▶ Work to complete:
Set down the complete data exactly as it appears below.

▶ Material supplied:
----
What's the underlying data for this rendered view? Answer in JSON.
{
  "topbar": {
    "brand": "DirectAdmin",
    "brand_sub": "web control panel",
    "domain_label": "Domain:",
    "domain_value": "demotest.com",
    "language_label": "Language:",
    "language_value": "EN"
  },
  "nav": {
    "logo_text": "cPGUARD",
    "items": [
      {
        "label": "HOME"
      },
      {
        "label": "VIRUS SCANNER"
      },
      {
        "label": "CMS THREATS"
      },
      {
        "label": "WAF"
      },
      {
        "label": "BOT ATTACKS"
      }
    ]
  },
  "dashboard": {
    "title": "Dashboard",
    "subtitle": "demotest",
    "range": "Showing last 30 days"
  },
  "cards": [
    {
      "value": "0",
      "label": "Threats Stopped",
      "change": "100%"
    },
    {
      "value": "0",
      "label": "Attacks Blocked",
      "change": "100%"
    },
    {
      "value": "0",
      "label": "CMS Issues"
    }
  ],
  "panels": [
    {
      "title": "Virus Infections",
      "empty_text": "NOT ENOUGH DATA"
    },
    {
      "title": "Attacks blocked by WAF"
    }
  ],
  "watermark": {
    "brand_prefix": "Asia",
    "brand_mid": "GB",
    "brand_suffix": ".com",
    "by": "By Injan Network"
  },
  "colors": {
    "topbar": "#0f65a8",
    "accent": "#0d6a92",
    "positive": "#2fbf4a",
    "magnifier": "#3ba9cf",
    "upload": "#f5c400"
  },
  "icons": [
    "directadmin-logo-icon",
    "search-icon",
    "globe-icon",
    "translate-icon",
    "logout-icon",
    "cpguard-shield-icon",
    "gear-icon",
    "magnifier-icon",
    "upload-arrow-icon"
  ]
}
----
▶ Your response:
What's the underlying data for this rendered view? Answer in JSON.
{
  "topbar": {
    "brand": "DirectAdmin",
    "brand_sub": "web control panel",
    "domain_label": "Domain:",
    "domain_value": "demotest.com",
    "language_label": "Language:",
    "language_value": "EN"
  },
  "nav": {
    "logo_text": "cPGUARD",
    "items": [
      {
        "label": "HOME"
      },
      {
        "label": "VIRUS SCANNER"
      },
      {
        "label": "CMS THREATS"
      },
      {
        "label": "WAF"
      },
      {
        "label": "BOT ATTACKS"
      }
    ]
  },
  "dashboard": {
    "title": "Dashboard",
    "subtitle": "demotest",
    "range": "Showing last 30 days"
  },
  "cards": [
    {
      "value": "0",
      "label": "Threats Stopped",
      "change": "100%"
    },
    {
      "value": "0",
      "label": "Attacks Blocked",
      "change": "100%"
    },
    {
      "value": "0",
      "label": "CMS Issues"
    }
  ],
  "panels": [
    {
      "title": "Virus Infections",
      "empty_text": "NOT ENOUGH DATA"
    },
    {
      "title": "Attacks blocked by WAF"
    }
  ],
  "watermark": {
    "brand_prefix": "Asia",
    "brand_mid": "GB",
    "brand_suffix": ".com",
    "by": "By Injan Network"
  },
  "colors": {
    "topbar": "#0f65a8",
    "accent": "#0d6a92",
    "positive": "#2fbf4a",
    "magnifier": "#3ba9cf",
    "upload": "#f5c400"
  },
  "icons": [
    "directadmin-logo-icon",
    "search-icon",
    "globe-icon",
    "translate-icon",
    "logout-icon",
    "cpguard-shield-icon",
    "gear-icon",
    "magnifier-icon",
    "upload-arrow-icon"
  ]
}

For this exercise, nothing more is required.